### Your task
Your answer should be every line of the records that contains the word "yang", copied as it stands.

Dataset entries
####################

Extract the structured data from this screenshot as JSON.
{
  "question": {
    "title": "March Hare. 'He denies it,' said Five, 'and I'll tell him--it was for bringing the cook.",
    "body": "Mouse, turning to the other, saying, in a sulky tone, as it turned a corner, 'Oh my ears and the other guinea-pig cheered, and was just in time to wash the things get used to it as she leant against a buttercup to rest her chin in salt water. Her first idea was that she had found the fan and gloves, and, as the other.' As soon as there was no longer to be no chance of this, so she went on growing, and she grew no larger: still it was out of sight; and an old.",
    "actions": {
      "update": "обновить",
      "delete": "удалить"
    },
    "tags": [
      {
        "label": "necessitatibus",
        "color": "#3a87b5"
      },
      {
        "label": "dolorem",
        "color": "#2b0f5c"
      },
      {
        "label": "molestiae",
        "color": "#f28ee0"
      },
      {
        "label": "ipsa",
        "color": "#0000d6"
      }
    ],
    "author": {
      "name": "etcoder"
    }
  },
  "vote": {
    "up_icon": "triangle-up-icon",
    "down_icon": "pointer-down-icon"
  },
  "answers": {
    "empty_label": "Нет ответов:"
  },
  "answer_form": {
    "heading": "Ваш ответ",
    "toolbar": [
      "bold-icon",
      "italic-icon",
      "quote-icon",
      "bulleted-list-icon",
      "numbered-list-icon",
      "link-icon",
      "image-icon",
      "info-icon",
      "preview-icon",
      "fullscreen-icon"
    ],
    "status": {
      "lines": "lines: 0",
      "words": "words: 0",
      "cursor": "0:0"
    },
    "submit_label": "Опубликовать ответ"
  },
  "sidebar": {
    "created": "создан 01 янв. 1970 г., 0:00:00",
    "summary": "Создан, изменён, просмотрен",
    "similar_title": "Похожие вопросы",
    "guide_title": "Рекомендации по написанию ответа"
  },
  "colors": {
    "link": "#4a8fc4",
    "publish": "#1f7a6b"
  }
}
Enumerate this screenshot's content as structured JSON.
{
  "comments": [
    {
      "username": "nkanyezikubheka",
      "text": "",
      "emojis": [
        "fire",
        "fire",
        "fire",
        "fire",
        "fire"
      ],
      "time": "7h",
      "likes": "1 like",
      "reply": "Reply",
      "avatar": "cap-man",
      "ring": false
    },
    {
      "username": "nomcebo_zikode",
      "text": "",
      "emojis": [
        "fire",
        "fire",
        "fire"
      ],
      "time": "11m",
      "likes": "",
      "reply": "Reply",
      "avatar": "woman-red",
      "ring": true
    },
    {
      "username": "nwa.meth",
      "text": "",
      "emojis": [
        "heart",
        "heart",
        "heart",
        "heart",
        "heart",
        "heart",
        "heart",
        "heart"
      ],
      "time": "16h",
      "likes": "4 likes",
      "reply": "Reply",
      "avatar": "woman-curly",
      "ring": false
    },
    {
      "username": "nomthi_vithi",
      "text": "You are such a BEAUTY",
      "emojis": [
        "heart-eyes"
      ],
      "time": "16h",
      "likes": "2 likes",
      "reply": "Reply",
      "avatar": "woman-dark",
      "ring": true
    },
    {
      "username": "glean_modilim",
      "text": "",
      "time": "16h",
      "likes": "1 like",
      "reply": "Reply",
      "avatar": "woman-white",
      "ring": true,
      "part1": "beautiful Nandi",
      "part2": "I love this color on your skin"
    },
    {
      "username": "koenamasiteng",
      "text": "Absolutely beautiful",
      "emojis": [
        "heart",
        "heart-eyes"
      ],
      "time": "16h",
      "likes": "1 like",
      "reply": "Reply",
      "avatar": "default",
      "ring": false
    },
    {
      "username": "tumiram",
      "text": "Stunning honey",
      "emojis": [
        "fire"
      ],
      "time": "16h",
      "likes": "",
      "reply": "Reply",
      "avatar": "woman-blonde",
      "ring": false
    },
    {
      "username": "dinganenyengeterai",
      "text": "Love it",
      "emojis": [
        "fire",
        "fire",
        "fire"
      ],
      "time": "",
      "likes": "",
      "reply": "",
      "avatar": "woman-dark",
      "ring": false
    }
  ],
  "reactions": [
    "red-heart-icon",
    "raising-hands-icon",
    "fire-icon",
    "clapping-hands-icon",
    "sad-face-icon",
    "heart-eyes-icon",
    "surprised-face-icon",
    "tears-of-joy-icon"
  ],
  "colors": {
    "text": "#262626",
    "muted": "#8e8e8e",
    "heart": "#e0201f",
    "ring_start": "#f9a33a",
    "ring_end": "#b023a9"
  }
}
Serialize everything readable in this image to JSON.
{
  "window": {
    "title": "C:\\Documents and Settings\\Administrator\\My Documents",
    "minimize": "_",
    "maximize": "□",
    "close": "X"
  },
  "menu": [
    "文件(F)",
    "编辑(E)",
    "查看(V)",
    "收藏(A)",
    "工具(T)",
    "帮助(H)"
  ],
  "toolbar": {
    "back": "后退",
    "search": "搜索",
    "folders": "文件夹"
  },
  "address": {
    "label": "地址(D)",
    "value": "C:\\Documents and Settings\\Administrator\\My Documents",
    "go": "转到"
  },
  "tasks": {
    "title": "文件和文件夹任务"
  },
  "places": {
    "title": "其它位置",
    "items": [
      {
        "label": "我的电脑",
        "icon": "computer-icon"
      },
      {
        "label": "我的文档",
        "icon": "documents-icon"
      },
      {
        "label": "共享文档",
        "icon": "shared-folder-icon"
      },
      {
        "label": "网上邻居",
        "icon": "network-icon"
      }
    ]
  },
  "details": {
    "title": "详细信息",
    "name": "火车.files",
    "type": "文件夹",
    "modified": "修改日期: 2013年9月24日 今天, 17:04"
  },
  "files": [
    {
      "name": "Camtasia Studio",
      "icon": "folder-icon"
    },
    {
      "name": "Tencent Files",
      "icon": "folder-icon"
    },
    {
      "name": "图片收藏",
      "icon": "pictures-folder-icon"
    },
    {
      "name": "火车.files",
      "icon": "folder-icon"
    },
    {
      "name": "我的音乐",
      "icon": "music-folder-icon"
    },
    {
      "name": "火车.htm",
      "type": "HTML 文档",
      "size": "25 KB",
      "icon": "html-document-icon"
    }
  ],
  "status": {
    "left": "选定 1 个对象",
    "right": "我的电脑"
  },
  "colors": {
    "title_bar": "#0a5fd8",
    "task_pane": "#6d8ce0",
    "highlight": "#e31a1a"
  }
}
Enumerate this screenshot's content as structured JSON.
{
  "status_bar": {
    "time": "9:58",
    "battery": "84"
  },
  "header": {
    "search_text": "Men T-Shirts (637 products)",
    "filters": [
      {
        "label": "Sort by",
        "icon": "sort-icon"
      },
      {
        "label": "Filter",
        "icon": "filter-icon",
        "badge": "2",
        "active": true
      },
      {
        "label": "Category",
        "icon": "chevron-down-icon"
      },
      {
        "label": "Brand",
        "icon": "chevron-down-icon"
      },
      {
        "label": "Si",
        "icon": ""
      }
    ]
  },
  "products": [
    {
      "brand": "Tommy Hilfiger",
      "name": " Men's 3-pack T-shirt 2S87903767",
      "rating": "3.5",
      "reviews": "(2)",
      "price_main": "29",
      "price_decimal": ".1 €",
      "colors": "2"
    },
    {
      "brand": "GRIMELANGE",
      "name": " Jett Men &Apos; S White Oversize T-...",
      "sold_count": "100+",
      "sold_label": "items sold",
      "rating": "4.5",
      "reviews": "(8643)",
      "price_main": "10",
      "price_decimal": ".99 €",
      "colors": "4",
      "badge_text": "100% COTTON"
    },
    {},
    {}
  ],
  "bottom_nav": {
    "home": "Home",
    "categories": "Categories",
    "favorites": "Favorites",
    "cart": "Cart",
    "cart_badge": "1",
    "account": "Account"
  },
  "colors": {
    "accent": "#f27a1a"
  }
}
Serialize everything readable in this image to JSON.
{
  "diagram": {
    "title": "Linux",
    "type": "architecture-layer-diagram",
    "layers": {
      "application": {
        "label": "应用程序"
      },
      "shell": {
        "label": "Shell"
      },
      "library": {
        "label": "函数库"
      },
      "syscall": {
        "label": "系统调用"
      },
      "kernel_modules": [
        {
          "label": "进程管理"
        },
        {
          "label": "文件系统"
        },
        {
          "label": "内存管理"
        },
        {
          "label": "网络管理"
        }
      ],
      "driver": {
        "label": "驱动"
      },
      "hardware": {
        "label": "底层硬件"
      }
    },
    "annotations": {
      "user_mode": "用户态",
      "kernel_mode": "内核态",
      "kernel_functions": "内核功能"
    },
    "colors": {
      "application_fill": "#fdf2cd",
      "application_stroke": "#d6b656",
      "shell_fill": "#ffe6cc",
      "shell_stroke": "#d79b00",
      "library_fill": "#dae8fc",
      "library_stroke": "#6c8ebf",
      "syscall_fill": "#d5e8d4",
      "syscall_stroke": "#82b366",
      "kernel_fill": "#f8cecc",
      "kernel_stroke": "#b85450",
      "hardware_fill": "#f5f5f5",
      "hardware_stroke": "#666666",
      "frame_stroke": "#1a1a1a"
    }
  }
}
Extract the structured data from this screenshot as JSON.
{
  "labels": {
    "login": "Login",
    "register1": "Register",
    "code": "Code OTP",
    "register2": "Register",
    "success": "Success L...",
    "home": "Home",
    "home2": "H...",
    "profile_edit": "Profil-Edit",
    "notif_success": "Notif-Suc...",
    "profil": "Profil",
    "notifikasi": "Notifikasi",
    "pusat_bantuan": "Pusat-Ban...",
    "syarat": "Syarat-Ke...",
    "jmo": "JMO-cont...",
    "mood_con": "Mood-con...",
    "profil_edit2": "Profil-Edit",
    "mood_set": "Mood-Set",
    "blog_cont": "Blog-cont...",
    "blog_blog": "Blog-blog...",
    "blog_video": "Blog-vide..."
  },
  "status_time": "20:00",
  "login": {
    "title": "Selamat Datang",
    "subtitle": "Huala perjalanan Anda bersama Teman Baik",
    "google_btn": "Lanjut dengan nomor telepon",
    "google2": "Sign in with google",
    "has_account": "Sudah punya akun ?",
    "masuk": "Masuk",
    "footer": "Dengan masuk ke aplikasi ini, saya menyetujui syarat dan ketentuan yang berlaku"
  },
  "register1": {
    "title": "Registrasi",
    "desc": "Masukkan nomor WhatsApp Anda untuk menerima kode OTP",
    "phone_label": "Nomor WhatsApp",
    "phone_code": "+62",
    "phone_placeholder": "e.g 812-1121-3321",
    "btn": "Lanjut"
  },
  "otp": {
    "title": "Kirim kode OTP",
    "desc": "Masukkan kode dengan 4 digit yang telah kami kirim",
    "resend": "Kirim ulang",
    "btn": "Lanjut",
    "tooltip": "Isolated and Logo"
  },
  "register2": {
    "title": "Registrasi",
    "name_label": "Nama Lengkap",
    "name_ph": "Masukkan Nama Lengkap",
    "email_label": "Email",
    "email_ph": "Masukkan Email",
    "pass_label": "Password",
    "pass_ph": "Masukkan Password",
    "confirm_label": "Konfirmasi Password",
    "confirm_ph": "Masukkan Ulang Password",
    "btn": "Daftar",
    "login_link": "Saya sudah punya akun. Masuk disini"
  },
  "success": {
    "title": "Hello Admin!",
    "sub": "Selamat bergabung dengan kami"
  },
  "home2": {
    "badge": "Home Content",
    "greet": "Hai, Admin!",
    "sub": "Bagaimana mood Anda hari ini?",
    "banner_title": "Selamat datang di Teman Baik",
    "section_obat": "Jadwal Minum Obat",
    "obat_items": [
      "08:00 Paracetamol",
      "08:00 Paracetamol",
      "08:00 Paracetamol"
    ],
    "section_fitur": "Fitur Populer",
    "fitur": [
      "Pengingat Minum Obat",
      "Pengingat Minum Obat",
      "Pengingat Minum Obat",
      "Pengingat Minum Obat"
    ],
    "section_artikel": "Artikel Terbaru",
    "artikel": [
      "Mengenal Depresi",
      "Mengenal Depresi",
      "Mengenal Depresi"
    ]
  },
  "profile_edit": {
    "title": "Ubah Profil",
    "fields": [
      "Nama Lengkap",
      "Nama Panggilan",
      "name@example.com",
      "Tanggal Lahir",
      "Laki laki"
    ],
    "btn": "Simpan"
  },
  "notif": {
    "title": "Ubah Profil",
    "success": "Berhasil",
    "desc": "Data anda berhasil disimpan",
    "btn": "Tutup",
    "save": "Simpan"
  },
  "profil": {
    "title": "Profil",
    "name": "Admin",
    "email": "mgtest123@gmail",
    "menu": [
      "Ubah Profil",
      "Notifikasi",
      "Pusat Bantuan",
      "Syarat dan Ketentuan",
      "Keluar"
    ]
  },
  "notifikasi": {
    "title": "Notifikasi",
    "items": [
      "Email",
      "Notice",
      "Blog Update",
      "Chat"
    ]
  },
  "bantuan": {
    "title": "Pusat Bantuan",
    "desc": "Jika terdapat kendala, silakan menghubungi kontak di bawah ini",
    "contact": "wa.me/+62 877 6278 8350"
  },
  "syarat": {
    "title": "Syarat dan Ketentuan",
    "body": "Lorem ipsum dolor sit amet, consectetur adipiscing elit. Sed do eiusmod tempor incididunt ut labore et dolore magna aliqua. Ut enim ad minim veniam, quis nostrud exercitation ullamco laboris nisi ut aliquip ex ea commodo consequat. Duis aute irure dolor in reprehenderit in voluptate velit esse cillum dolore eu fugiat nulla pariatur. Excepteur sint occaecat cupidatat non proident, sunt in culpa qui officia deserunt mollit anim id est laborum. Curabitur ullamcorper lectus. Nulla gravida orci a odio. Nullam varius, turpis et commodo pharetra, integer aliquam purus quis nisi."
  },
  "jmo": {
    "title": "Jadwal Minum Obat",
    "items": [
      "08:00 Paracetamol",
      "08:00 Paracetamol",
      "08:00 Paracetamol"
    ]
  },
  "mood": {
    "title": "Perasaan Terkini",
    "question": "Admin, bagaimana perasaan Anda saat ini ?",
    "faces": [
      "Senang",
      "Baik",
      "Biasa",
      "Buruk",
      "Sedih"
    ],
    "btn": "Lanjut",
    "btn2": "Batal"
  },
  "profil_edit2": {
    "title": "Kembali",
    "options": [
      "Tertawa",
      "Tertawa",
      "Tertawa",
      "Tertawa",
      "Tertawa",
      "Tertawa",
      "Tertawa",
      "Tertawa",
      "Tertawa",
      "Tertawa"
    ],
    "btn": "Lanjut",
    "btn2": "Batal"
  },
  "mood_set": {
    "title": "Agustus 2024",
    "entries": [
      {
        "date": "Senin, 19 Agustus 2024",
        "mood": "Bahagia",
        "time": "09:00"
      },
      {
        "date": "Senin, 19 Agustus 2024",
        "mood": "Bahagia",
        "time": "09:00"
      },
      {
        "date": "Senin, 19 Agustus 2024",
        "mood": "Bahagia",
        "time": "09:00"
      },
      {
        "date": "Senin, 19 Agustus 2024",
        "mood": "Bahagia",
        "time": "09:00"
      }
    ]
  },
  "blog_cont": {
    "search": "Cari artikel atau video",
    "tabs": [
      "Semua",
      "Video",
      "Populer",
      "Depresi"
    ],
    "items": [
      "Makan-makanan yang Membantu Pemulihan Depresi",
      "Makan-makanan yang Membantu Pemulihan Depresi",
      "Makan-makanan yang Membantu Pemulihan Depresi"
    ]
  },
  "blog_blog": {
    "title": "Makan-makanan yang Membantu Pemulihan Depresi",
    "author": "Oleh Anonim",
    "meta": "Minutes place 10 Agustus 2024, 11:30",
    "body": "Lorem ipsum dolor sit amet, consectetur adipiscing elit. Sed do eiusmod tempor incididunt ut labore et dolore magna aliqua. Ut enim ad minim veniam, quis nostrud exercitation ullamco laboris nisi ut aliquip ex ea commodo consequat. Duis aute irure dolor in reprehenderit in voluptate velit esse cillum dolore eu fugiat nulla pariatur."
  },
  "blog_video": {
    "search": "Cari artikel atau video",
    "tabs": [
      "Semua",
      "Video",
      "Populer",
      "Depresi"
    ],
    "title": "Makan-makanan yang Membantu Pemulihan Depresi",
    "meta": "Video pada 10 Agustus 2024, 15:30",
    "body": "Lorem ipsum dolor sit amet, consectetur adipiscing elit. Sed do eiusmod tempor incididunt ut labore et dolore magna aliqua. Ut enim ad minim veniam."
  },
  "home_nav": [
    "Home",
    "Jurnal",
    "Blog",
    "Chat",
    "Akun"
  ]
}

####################

### Output for this task
    "footer": "Dengan masuk ke aplikasi ini, saya menyetujui syarat dan ketentuan yang berlaku"
    "desc": "Masukkan kode dengan 4 digit yang telah kami kirim",
      "Makan-makanan yang Membantu Pemulihan Depresi",
      "Makan-makanan yang Membantu Pemulihan Depresi",
      "Makan-makanan yang Membantu Pemulihan Depresi"
    "title": "Makan-makanan yang Membantu Pemulihan Depresi",
    "title": "Makan-makanan yang Membantu Pemulihan Depresi",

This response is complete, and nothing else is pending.